    I would consider alternative actions, but I like the simplicity of a bolt-gun. I do know people with and have used lever and pump rifles - good guns, but not what I'm looking for at this moment.

    While we're at it, I'm considering .308. It's a common, fairly affordable, and funstional round for what I plan on doing. Additionally, I am a smaller framed/lightweight guy with limited rifle experience - so I'm looking for something that I can control right away. - I havn't tried 30-06 (though I hear good things) but I have some experience with 7mm Rem Mag - I handle it okay, but I can't use it to it's potential, and I want something that I can be more confortable with.

    Anyone have a recomendation on a calibre beyond .308? Keeping in mind I want LESS recoil than 7MM, and I assume 30-06, or other common large calibres.
  10. Axxe55

    Axxe55 The Apocalypse Is Coming.....

    i would give heavy recommendation to the 308, because of many reasons, mild recoil for someone getting into a larger centerfire caliber, very good selection of factory ammo selection, which allows for reasonable ammo costs which will allow for more shooting, also the 308 with the proper ammo will make a good hunting rifle at decent ranges, and just about anybody who makes a bolt action rifle chambers one in 308, so you have many brands to choose from, depending on how much you are wanting to spend. several makers also will have the same action with various different barrels and stock options.

    C3 is absolutely correct, in that target rifles and hunting rifles are different rifles in respect to intended use. yes you can hunt with a target rifle and you can target shoot with a hunting rifle. hunting rifles tend to have more slender barrels and are lighter in weight. target rifles tend to have heavier and langer barrels and are usually heavier to absorb more recoil for prolonged shooting. so my suggestion would be to go for one that will suit the intended use, the majority of the time.

    another suggestion, once you have picked a caliber choice, go to a well stocked gun store and start looking at rifles chambered in you caliber choice. if they don't have the particular rifle in the caliber you want, i am sure it can ordered.
  11. jpattersonnh

    jpattersonnh Active Member


    Felt recoil has more to do w/ the firearm then the caliber.
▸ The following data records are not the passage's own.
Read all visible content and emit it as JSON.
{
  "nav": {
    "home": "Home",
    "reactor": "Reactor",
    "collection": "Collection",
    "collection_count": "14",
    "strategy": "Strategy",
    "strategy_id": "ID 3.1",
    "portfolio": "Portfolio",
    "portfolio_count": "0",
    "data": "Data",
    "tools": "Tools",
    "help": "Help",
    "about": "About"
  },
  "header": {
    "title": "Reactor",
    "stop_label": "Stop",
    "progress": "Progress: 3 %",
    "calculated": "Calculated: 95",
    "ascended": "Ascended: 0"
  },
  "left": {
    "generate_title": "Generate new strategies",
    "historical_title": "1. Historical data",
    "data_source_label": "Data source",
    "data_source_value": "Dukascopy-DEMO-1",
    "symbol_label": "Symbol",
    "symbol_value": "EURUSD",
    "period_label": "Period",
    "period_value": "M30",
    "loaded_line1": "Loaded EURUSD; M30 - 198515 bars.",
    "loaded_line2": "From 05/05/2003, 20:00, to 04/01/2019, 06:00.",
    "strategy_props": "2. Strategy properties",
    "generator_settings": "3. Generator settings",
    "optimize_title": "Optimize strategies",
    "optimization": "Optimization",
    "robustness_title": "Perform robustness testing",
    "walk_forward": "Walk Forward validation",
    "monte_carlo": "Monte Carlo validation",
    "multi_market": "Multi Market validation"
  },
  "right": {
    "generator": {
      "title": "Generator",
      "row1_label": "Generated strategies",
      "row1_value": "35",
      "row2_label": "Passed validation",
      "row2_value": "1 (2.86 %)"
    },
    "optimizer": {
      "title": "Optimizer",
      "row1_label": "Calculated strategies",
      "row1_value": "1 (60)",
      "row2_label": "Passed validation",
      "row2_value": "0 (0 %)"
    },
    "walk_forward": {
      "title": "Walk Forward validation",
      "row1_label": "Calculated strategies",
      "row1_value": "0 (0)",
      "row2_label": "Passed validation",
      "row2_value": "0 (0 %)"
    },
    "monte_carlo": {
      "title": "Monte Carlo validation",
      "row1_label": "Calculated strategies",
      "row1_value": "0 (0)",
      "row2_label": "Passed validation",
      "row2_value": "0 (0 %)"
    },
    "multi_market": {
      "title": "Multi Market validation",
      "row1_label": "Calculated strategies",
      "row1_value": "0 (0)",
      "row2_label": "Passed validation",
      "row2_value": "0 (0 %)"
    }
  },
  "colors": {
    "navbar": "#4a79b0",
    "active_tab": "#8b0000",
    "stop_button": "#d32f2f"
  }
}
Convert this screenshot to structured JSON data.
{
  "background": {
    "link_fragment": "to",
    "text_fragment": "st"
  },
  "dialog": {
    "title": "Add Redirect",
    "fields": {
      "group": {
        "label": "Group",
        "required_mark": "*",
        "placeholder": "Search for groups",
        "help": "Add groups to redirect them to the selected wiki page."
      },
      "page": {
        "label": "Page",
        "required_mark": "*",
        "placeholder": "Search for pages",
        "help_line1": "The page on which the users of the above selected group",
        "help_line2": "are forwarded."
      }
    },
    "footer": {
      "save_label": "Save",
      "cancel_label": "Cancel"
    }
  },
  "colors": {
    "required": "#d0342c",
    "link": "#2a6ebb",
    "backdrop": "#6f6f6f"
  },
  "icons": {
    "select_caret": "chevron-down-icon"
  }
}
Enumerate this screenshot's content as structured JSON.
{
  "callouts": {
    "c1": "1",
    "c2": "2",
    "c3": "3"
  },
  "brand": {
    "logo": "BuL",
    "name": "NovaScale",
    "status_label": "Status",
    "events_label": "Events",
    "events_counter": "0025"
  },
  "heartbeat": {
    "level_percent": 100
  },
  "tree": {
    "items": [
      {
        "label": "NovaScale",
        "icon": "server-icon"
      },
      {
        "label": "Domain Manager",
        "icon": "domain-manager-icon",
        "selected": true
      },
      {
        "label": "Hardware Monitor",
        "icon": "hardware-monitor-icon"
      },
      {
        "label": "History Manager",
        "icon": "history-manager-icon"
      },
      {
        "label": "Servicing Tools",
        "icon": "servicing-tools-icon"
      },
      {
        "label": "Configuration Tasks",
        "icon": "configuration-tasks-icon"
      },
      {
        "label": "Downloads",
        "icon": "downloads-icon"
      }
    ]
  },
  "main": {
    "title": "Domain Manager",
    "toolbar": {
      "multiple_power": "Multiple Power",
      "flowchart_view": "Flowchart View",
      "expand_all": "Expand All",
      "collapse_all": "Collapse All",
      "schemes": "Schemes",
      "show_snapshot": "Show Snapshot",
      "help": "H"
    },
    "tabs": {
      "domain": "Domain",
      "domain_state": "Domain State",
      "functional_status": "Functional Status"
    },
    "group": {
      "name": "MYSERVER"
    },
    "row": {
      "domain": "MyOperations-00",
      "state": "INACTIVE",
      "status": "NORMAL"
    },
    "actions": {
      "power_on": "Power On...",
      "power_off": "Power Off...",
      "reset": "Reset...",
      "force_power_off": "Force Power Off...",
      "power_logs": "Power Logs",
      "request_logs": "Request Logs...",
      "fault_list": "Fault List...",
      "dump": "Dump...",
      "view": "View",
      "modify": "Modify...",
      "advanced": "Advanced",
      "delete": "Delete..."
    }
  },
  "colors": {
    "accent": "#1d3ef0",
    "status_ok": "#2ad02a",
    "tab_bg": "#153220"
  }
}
There should be a good deal on a 6.5x55 in your neck of the woods. You won't be undergunned in the least. Bigger is not always better.

    There should be hunters around, but this will do.
  12. lucznik

    lucznik New Member

    For alternative calibers with even (a little) less recoil than the .308 you could look to the 7-08 Rem or the .260 Rem. They are both derived from by necking down the .308 (as is the .243 Win and then the .338 Fed comes from necking the .308 up) Either one will cleanly take any game animal in North America and is an absolute joy to shoot.

    Accuracy trumps power every time.
  13. therewolf

    therewolf New Member

    Sounds to me like you're looking for a .308.

    I'm big- 6' 2", so carrying a heavier rifle doesn't bother me,

    but, IMHO, you want to have a well-balanced load,

    as well as carefully selected gear.

    Crushing the brush with bull barreled rifles isn't for

    everybody. The lighter rifles generally have a better balance

    point for faster TOT aiming, as well.